Would you please write out each entry precisely as given?
Segment Start: Given information
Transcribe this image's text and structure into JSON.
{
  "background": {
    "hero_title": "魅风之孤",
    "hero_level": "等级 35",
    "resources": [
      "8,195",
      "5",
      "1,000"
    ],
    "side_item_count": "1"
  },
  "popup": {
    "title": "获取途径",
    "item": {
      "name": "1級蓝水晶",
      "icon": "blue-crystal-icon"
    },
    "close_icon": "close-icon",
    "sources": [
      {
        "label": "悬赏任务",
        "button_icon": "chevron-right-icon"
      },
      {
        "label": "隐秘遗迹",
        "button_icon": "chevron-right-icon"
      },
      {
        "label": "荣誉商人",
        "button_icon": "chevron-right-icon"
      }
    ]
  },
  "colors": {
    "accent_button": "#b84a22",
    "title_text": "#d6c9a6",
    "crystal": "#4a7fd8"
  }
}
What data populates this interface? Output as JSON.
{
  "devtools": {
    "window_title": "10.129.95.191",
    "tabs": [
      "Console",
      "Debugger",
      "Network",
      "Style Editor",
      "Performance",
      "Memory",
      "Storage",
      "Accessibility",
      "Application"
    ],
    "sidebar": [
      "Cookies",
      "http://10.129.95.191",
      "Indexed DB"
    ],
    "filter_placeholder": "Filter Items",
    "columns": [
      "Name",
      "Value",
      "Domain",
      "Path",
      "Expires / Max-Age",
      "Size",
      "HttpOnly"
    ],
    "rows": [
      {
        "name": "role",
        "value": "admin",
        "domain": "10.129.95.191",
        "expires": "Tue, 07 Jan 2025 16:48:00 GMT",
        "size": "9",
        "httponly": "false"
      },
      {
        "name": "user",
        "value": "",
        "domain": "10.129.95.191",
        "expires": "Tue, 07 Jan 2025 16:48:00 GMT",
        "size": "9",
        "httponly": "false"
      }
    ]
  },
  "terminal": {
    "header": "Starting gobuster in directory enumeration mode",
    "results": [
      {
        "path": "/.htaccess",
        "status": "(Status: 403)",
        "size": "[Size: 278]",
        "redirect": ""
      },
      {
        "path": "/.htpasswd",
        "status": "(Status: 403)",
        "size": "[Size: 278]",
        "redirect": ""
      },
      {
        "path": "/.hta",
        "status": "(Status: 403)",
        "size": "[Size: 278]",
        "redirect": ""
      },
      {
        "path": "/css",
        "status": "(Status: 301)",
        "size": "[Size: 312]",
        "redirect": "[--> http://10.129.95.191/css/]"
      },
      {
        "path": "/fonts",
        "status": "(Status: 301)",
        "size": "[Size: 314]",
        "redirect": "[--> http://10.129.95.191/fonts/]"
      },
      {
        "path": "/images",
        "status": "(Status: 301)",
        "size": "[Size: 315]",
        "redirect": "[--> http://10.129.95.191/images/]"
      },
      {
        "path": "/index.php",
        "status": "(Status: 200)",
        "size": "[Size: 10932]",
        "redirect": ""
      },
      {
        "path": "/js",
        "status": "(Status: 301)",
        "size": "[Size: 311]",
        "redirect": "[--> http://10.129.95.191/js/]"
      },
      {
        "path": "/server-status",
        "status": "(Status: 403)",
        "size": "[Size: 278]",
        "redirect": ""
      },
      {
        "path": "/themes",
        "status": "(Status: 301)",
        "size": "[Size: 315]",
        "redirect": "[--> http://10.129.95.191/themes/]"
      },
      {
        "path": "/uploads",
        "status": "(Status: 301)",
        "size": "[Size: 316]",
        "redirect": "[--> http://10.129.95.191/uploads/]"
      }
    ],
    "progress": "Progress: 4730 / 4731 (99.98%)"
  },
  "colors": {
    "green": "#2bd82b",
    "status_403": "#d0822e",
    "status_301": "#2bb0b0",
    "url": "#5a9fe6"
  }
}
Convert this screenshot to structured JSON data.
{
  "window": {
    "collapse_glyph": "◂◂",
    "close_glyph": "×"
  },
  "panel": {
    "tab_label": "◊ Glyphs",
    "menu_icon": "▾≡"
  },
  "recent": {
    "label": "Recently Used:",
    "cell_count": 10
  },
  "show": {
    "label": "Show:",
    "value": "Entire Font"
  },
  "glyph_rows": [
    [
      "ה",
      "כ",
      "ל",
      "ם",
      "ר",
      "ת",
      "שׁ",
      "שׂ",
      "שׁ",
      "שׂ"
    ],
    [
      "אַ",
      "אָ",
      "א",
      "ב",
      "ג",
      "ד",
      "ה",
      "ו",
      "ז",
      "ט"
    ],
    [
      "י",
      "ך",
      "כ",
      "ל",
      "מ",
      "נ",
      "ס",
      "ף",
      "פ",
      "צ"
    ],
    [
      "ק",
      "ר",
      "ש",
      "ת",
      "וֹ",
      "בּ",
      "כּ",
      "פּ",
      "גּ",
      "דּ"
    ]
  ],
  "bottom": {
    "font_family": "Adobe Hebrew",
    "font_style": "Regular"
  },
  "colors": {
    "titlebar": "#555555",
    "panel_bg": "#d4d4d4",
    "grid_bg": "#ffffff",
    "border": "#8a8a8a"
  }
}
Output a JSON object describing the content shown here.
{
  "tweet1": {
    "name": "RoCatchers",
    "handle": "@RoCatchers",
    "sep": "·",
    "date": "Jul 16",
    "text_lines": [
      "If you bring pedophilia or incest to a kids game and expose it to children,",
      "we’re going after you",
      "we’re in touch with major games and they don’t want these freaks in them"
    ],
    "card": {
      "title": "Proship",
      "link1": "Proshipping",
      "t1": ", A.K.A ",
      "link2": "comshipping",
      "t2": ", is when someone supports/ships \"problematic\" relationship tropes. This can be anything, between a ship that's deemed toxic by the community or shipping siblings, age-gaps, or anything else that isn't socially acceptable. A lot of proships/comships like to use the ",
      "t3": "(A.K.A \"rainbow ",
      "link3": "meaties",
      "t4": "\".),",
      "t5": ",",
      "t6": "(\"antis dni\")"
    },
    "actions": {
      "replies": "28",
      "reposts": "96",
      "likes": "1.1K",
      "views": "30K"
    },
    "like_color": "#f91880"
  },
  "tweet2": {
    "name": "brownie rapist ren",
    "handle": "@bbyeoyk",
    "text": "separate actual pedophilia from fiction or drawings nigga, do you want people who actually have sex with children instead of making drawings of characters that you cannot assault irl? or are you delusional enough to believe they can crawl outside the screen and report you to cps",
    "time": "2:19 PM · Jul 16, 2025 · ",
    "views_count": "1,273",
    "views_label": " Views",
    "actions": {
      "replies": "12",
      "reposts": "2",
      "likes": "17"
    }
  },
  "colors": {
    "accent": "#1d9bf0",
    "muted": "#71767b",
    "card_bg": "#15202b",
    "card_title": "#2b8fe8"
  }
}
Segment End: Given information
■ Answer to this exercise
Transcribe this image's text and structure into JSON.
{
  "background": {
    "hero_title": "魅风之孤",
    "hero_level": "等级 35",
    "resources": [
      "8,195",
      "5",
      "1,000"
    ],
    "side_item_count": "1"
  },
  "popup": {
    "title": "获取途径",
    "item": {
      "name": "1級蓝水晶",
      "icon": "blue-crystal-icon"
    },
    "close_icon": "close-icon",
    "sources": [
      {
        "label": "悬赏任务",
        "button_icon": "chevron-right-icon"
      },
      {
        "label": "隐秘遗迹",
        "button_icon": "chevron-right-icon"
      },
      {
        "label": "荣誉商人",
        "button_icon": "chevron-right-icon"
      }
    ]
  },
  "colors": {
    "accent_button": "#b84a22",
    "title_text": "#d6c9a6",
    "crystal": "#4a7fd8"
  }
}
What data populates this interface? Output as JSON.
{
  "devtools": {
    "window_title": "10.129.95.191",
    "tabs": [
      "Console",
      "Debugger",
      "Network",
      "Style Editor",
      "Performance",
      "Memory",
      "Storage",
      "Accessibility",
      "Application"
    ],
    "sidebar": [
      "Cookies",
      "http://10.129.95.191",
      "Indexed DB"
    ],
    "filter_placeholder": "Filter Items",
    "columns": [
      "Name",
      "Value",
      "Domain",
      "Path",
      "Expires / Max-Age",
      "Size",
      "HttpOnly"
    ],
    "rows": [
      {
        "name": "role",
        "value": "admin",
        "domain": "10.129.95.191",
        "expires": "Tue, 07 Jan 2025 16:48:00 GMT",
        "size": "9",
        "httponly": "false"
      },
      {
        "name": "user",
        "value": "",
        "domain": "10.129.95.191",
        "expires": "Tue, 07 Jan 2025 16:48:00 GMT",
        "size": "9",
        "httponly": "false"
      }
    ]
  },
  "terminal": {
    "header": "Starting gobuster in directory enumeration mode",
    "results": [
      {
        "path": "/.htaccess",
        "status": "(Status: 403)",
        "size": "[Size: 278]",
        "redirect": ""
      },
      {
        "path": "/.htpasswd",
        "status": "(Status: 403)",
        "size": "[Size: 278]",
        "redirect": ""
      },
      {
        "path": "/.hta",
        "status": "(Status: 403)",
        "size": "[Size: 278]",
        "redirect": ""
      },
      {
        "path": "/css",
        "status": "(Status: 301)",
        "size": "[Size: 312]",
        "redirect": "[--> http://10.129.95.191/css/]"
      },
      {
        "path": "/fonts",
        "status": "(Status: 301)",
        "size": "[Size: 314]",
        "redirect": "[--> http://10.129.95.191/fonts/]"
      },
      {
        "path": "/images",
        "status": "(Status: 301)",
        "size": "[Size: 315]",
        "redirect": "[--> http://10.129.95.191/images/]"
      },
      {
        "path": "/index.php",
        "status": "(Status: 200)",
        "size": "[Size: 10932]",
        "redirect": ""
      },
      {
        "path": "/js",
        "status": "(Status: 301)",
        "size": "[Size: 311]",
        "redirect": "[--> http://10.129.95.191/js/]"
      },
      {
        "path": "/server-status",
        "status": "(Status: 403)",
        "size": "[Size: 278]",
        "redirect": ""
      },
      {
        "path": "/themes",
        "status": "(Status: 301)",
        "size": "[Size: 315]",
        "redirect": "[--> http://10.129.95.191/themes/]"
      },
      {
        "path": "/uploads",
        "status": "(Status: 301)",
        "size": "[Size: 316]",
        "redirect": "[--> http://10.129.95.191/uploads/]"
      }
    ],
    "progress": "Progress: 4730 / 4731 (99.98%)"
  },
  "colors": {
    "green": "#2bd82b",
    "status_403": "#d0822e",
    "status_301": "#2bb0b0",
    "url": "#5a9fe6"
  }
}
Convert this screenshot to structured JSON data.
{
  "window": {
    "collapse_glyph": "◂◂",
    "close_glyph": "×"
  },
  "panel": {
    "tab_label": "◊ Glyphs",
    "menu_icon": "▾≡"
  },
  "recent": {
    "label": "Recently Used:",
    "cell_count": 10
  },
  "show": {
    "label": "Show:",
    "value": "Entire Font"
  },
  "glyph_rows": [
    [
      "ה",
      "כ",
      "ל",
      "ם",
      "ר",
      "ת",
      "שׁ",
      "שׂ",
      "שׁ",
      "שׂ"
    ],
    [
      "אַ",
      "אָ",
      "א",
      "ב",
      "ג",
      "ד",
      "ה",
      "ו",
      "ז",
      "ט"
    ],
    [
      "י",
      "ך",
      "כ",
      "ל",
      "מ",
      "נ",
      "ס",
      "ף",
      "פ",
      "צ"
    ],
    [
      "ק",
      "ר",
      "ש",
      "ת",
      "וֹ",
      "בּ",
      "כּ",
      "פּ",
      "גּ",
      "דּ"
    ]
  ],
  "bottom": {
    "font_family": "Adobe Hebrew",
    "font_style": "Regular"
  },
  "colors": {
    "titlebar": "#555555",
    "panel_bg": "#d4d4d4",
    "grid_bg": "#ffffff",
    "border": "#8a8a8a"
  }
}
Output a JSON object describing the content shown here.
{
  "tweet1": {
    "name": "RoCatchers",
    "handle": "@RoCatchers",
    "sep": "·",
    "date": "Jul 16",
    "text_lines": [
      "If you bring pedophilia or incest to a kids game and expose it to children,",
      "we’re going after you",
      "we’re in touch with major games and they don’t want these freaks in them"
    ],
    "card": {
      "title": "Proship",
      "link1": "Proshipping",
      "t1": ", A.K.A ",
      "link2": "comshipping",
      "t2": ", is when someone supports/ships \"problematic\" relationship tropes. This can be anything, between a ship that's deemed toxic by the community or shipping siblings, age-gaps, or anything else that isn't socially acceptable. A lot of proships/comships like to use the ",
      "t3": "(A.K.A \"rainbow ",
      "link3": "meaties",
      "t4": "\".),",
      "t5": ",",
      "t6": "(\"antis dni\")"
    },
    "actions": {
      "replies": "28",
      "reposts": "96",
      "likes": "1.1K",
      "views": "30K"
    },
    "like_color": "#f91880"
  },
  "tweet2": {
    "name": "brownie rapist ren",
    "handle": "@bbyeoyk",
    "text": "separate actual pedophilia from fiction or drawings nigga, do you want people who actually have sex with children instead of making drawings of characters that you cannot assault irl? or are you delusional enough to believe they can crawl outside the screen and report you to cps",
    "time": "2:19 PM · Jul 16, 2025 · ",
    "views_count": "1,273",
    "views_label": " Views",
    "actions": {
      "replies": "12",
      "reposts": "2",
      "likes": "17"
    }
  },
  "colors": {
    "accent": "#1d9bf0",
    "muted": "#71767b",
    "card_bg": "#15202b",
    "card_title": "#2b8fe8"
  }
}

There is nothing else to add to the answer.